>>

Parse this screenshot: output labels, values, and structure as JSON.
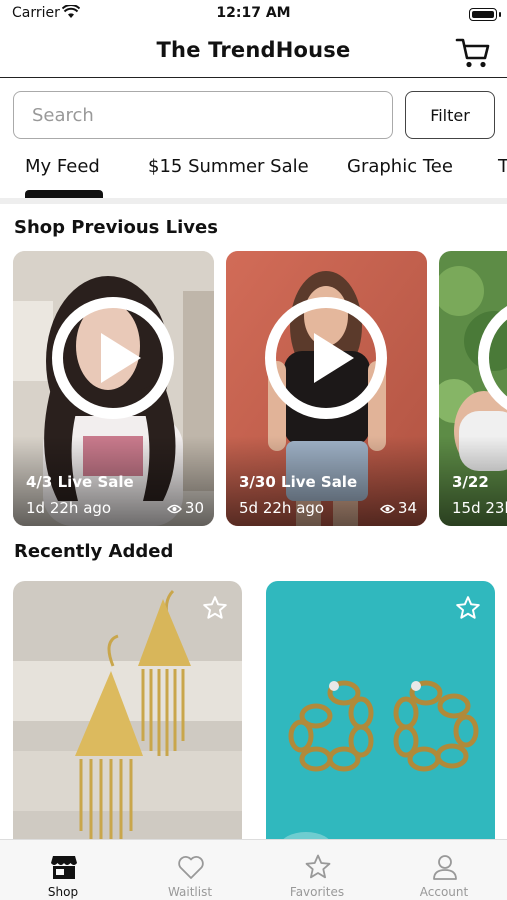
{
  "status_bar": {
    "carrier": "Carrier",
    "time": "12:17 AM"
  },
  "header": {
    "title": "The TrendHouse",
    "cart_icon": "cart-icon"
  },
  "search": {
    "placeholder": "Search",
    "filter_label": "Filter"
  },
  "tabs": [
    {
      "label": "My Feed",
      "active": true
    },
    {
      "label": "$15 Summer Sale",
      "active": false
    },
    {
      "label": "Graphic Tee",
      "active": false
    },
    {
      "label": "T",
      "active": false
    }
  ],
  "sections": {
    "lives_title": "Shop Previous Lives",
    "recent_title": "Recently Added"
  },
  "lives": [
    {
      "title": "4/3 Live Sale",
      "ago": "1d 22h ago",
      "views": "30"
    },
    {
      "title": "3/30 Live Sale",
      "ago": "5d 22h ago",
      "views": "34"
    },
    {
      "title": "3/22",
      "ago": "15d 23h",
      "views": ""
    }
  ],
  "products": [
    {
      "icon": "star-icon",
      "favorited": false
    },
    {
      "icon": "star-icon",
      "favorited": false
    }
  ],
  "tabbar": [
    {
      "label": "Shop",
      "icon": "shop-icon",
      "active": true
    },
    {
      "label": "Waitlist",
      "icon": "heart-icon",
      "active": false
    },
    {
      "label": "Favorites",
      "icon": "star-icon",
      "active": false
    },
    {
      "label": "Account",
      "icon": "person-icon",
      "active": false
    }
  ],
  "colors": {
    "accent": "#111111",
    "inactive": "#999999",
    "divider": "#eeeeee",
    "teal_bg": "#2bb3bb"
  }
}
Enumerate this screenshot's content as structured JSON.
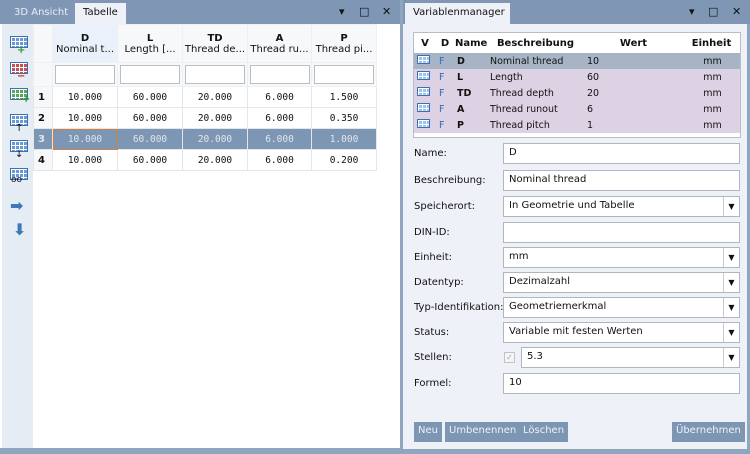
{
  "left_panel": {
    "tabs": [
      "3D Ansicht",
      "Tabelle"
    ],
    "controls": [
      "▾",
      "□",
      "✕"
    ]
  },
  "table": {
    "columns": [
      {
        "key": "D",
        "desc": "Nominal t..."
      },
      {
        "key": "L",
        "desc": "Length [..."
      },
      {
        "key": "TD",
        "desc": "Thread de..."
      },
      {
        "key": "A",
        "desc": "Thread ru..."
      },
      {
        "key": "P",
        "desc": "Thread pi..."
      }
    ],
    "rows": [
      [
        "1",
        "10.000",
        "60.000",
        "20.000",
        "6.000",
        "1.500"
      ],
      [
        "2",
        "10.000",
        "60.000",
        "20.000",
        "6.000",
        "0.350"
      ],
      [
        "3",
        "10.000",
        "60.000",
        "20.000",
        "6.000",
        "1.000"
      ],
      [
        "4",
        "10.000",
        "60.000",
        "20.000",
        "6.000",
        "0.200"
      ]
    ],
    "selected_row": 3
  },
  "right_panel": {
    "title": "Variablenmanager",
    "controls": [
      "▾",
      "□",
      "✕"
    ]
  },
  "variables": {
    "headers": [
      "V",
      "D",
      "Name",
      "Beschreibung",
      "Wert",
      "Einheit"
    ],
    "rows": [
      [
        "D",
        "Nominal thread",
        "10",
        "mm"
      ],
      [
        "L",
        "Length",
        "60",
        "mm"
      ],
      [
        "TD",
        "Thread depth",
        "20",
        "mm"
      ],
      [
        "A",
        "Thread runout",
        "6",
        "mm"
      ],
      [
        "P",
        "Thread pitch",
        "1",
        "mm"
      ]
    ],
    "d_flag": "F"
  },
  "form": {
    "name_label": "Name:",
    "name": "D",
    "beschreibung_label": "Beschreibung:",
    "beschreibung": "Nominal thread",
    "speicherort_label": "Speicherort:",
    "speicherort": "In Geometrie und Tabelle",
    "din_label": "DIN-ID:",
    "din": "",
    "einheit_label": "Einheit:",
    "einheit": "mm",
    "datentyp_label": "Datentyp:",
    "datentyp": "Dezimalzahl",
    "typ_label": "Typ-Identifikation:",
    "typ": "Geometriemerkmal",
    "status_label": "Status:",
    "status": "Variable mit festen Werten",
    "stellen_label": "Stellen:",
    "stellen": "5.3",
    "formel_label": "Formel:",
    "formel": "10"
  },
  "buttons": {
    "neu": "Neu",
    "umbenennen": "Umbenennen",
    "loeschen": "Löschen",
    "uebernehmen": "Übernehmen"
  }
}
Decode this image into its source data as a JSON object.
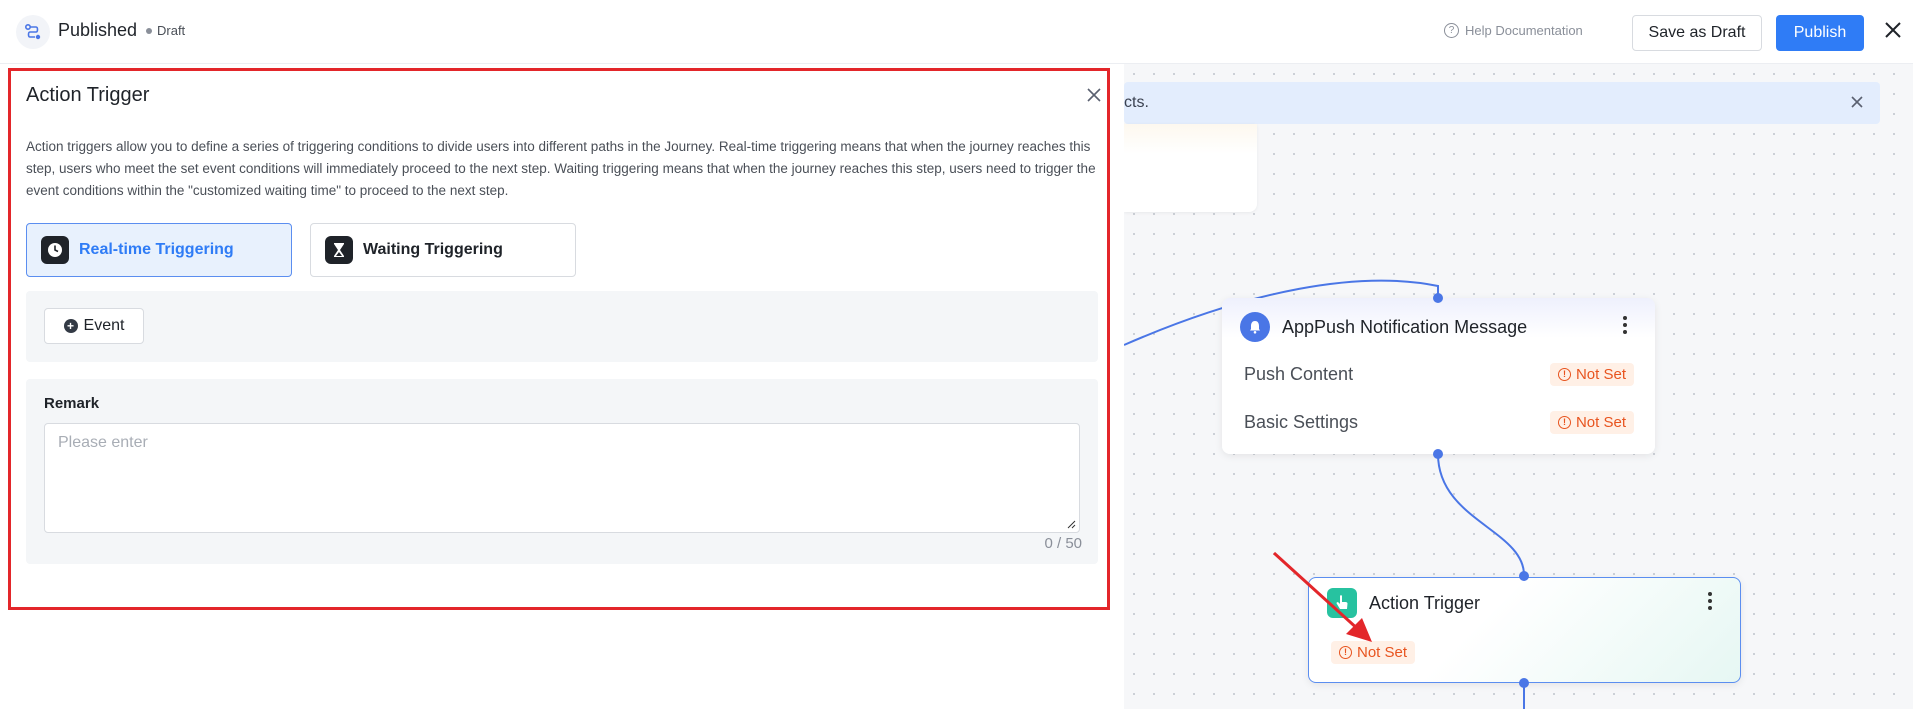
{
  "header": {
    "title": "Published",
    "status": "Draft",
    "help_label": "Help Documentation",
    "save_draft_label": "Save as Draft",
    "publish_label": "Publish"
  },
  "canvas": {
    "banner_text": "cts.",
    "push_node": {
      "title": "AppPush Notification Message",
      "rows": [
        {
          "label": "Push Content",
          "status": "Not Set"
        },
        {
          "label": "Basic Settings",
          "status": "Not Set"
        }
      ]
    },
    "trigger_node": {
      "title": "Action Trigger",
      "status": "Not Set"
    }
  },
  "drawer": {
    "title": "Action Trigger",
    "description": "Action triggers allow you to define a series of triggering conditions to divide users into different paths in the Journey. Real-time triggering means that when the journey reaches this step, users who meet the set event conditions will immediately proceed to the next step. Waiting triggering means that when the journey reaches this step, users need to trigger the event conditions within the \"customized waiting time\" to proceed to the next step.",
    "tabs": [
      {
        "label": "Real-time Triggering",
        "selected": true
      },
      {
        "label": "Waiting Triggering",
        "selected": false
      }
    ],
    "event_button": "Event",
    "remark": {
      "label": "Remark",
      "placeholder": "Please enter",
      "value": "",
      "count": "0 / 50"
    }
  },
  "colors": {
    "primary": "#2f7cf6",
    "warning": "#e8541f",
    "highlight_border": "#e3262a",
    "trigger_icon": "#27c2a0"
  },
  "icons": {
    "app_logo": "flow-icon",
    "help": "question-circle-icon",
    "close": "close-icon",
    "push": "bell-icon",
    "trigger": "hand-pointer-icon",
    "realtime": "clock-icon",
    "waiting": "hourglass-icon",
    "add": "plus-circle-icon",
    "not_set": "exclamation-circle-icon"
  }
}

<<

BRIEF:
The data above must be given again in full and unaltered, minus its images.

TASK OUTPUT:
Parse this screenshot: output labels, values, and structure as JSON.
{
  "status_bar": {
    "carrier": "Carrier",
    "time": "12:17 AM"
  },
  "header": {
    "title": "The TrendHouse",
    "cart_icon": "cart-icon"
  },
  "search": {
    "placeholder": "Search",
    "filter_label": "Filter"
  },
  "tabs": [
    {
      "label": "My Feed",
      "active": true
    },
    {
      "label": "$15 Summer Sale",
      "active": false
    },
    {
      "label": "Graphic Tee",
      "active": false
    },
    {
      "label": "T",
      "active": false
    }
  ],
  "sections": {
    "lives_title": "Shop Previous Lives",
    "recent_title": "Recently Added"
  },
  "lives": [
    {
      "title": "4/3 Live Sale",
      "ago": "1d 22h ago",
      "views": "30"
    },
    {
      "title": "3/30 Live Sale",
      "ago": "5d 22h ago",
      "views": "34"
    },
    {
      "title": "3/22",
      "ago": "15d 23h",
      "views": ""
    }
  ],
  "products": [
    {
      "icon": "star-icon",
      "favorited": false
    },
    {
      "icon": "star-icon",
      "favorited": false
    }
  ],
  "tabbar": [
    {
      "label": "Shop",
      "icon": "shop-icon",
      "active": true
    },
    {
      "label": "Waitlist",
      "icon": "heart-icon",
      "active": false
    },
    {
      "label": "Favorites",
      "icon": "star-icon",
      "active": false
    },
    {
      "label": "Account",
      "icon": "person-icon",
      "active": false
    }
  ],
  "colors": {
    "accent": "#111111",
    "inactive": "#999999",
    "divider": "#eeeeee",
    "teal_bg": "#2bb3bb"
  }
}
Enumerate this screenshot's content as structured JSON.
{
  "left_panel": {
    "tabs": [
      "3D Ansicht",
      "Tabelle"
    ],
    "controls": [
      "▾",
      "□",
      "✕"
    ]
  },
  "table": {
    "columns": [
      {
        "key": "D",
        "desc": "Nominal t..."
      },
      {
        "key": "L",
        "desc": "Length [..."
      },
      {
        "key": "TD",
        "desc": "Thread de..."
      },
      {
        "key": "A",
        "desc": "Thread ru..."
      },
      {
        "key": "P",
        "desc": "Thread pi..."
      }
    ],
    "rows": [
      [
        "1",
        "10.000",
        "60.000",
        "20.000",
        "6.000",
        "1.500"
      ],
      [
        "2",
        "10.000",
        "60.000",
        "20.000",
        "6.000",
        "0.350"
      ],
      [
        "3",
        "10.000",
        "60.000",
        "20.000",
        "6.000",
        "1.000"
      ],
      [
        "4",
        "10.000",
        "60.000",
        "20.000",
        "6.000",
        "0.200"
      ]
    ],
    "selected_row": 3
  },
  "right_panel": {
    "title": "Variablenmanager",
    "controls": [
      "▾",
      "□",
      "✕"
    ]
  },
  "variables": {
    "headers": [
      "V",
      "D",
      "Name",
      "Beschreibung",
      "Wert",
      "Einheit"
    ],
    "rows": [
      [
        "D",
        "Nominal thread",
        "10",
        "mm"
      ],
      [
        "L",
        "Length",
        "60",
        "mm"
      ],
      [
        "TD",
        "Thread depth",
        "20",
        "mm"
      ],
      [
        "A",
        "Thread runout",
        "6",
        "mm"
      ],
      [
        "P",
        "Thread pitch",
        "1",
        "mm"
      ]
    ],
    "d_flag": "F"
  },
  "form": {
    "name_label": "Name:",
    "name": "D",
    "beschreibung_label": "Beschreibung:",
    "beschreibung": "Nominal thread",
    "speicherort_label": "Speicherort:",
    "speicherort": "In Geometrie und Tabelle",
    "din_label": "DIN-ID:",
    "din": "",
    "einheit_label": "Einheit:",
    "einheit": "mm",
    "datentyp_label": "Datentyp:",
    "datentyp": "Dezimalzahl",
    "typ_label": "Typ-Identifikation:",
    "typ": "Geometriemerkmal",
    "status_label": "Status:",
    "status": "Variable mit festen Werten",
    "stellen_label": "Stellen:",
    "stellen": "5.3",
    "formel_label": "Formel:",
    "formel": "10"
  },
  "buttons": {
    "neu": "Neu",
    "umbenennen": "Umbenennen",
    "loeschen": "Löschen",
    "uebernehmen": "Übernehmen"
  }
}
Decode this image into its source data as a JSON object.
{
  "header": {
    "title": "Published",
    "status": "Draft",
    "help_label": "Help Documentation",
    "save_draft_label": "Save as Draft",
    "publish_label": "Publish"
  },
  "canvas": {
    "banner_text": "cts.",
    "push_node": {
      "title": "AppPush Notification Message",
      "rows": [
        {
          "label": "Push Content",
          "status": "Not Set"
        },
        {
          "label": "Basic Settings",
          "status": "Not Set"
        }
      ]
    },
    "trigger_node": {
      "title": "Action Trigger",
      "status": "Not Set"
    }
  },
  "drawer": {
    "title": "Action Trigger",
    "description": "Action triggers allow you to define a series of triggering conditions to divide users into different paths in the Journey. Real-time triggering means that when the journey reaches this step, users who meet the set event conditions will immediately proceed to the next step. Waiting triggering means that when the journey reaches this step, users need to trigger the event conditions within the \"customized waiting time\" to proceed to the next step.",
    "tabs": [
      {
        "label": "Real-time Triggering",
        "selected": true
      },
      {
        "label": "Waiting Triggering",
        "selected": false
      }
    ],
    "event_button": "Event",
    "remark": {
      "label": "Remark",
      "placeholder": "Please enter",
      "value": "",
      "count": "0 / 50"
    }
  },
  "colors": {
    "primary": "#2f7cf6",
    "warning": "#e8541f",
    "highlight_border": "#e3262a",
    "trigger_icon": "#27c2a0"
  },
  "icons": {
    "app_logo": "flow-icon",
    "help": "question-circle-icon",
    "close": "close-icon",
    "push": "bell-icon",
    "trigger": "hand-pointer-icon",
    "realtime": "clock-icon",
    "waiting": "hourglass-icon",
    "add": "plus-circle-icon",
    "not_set": "exclamation-circle-icon"
  }
}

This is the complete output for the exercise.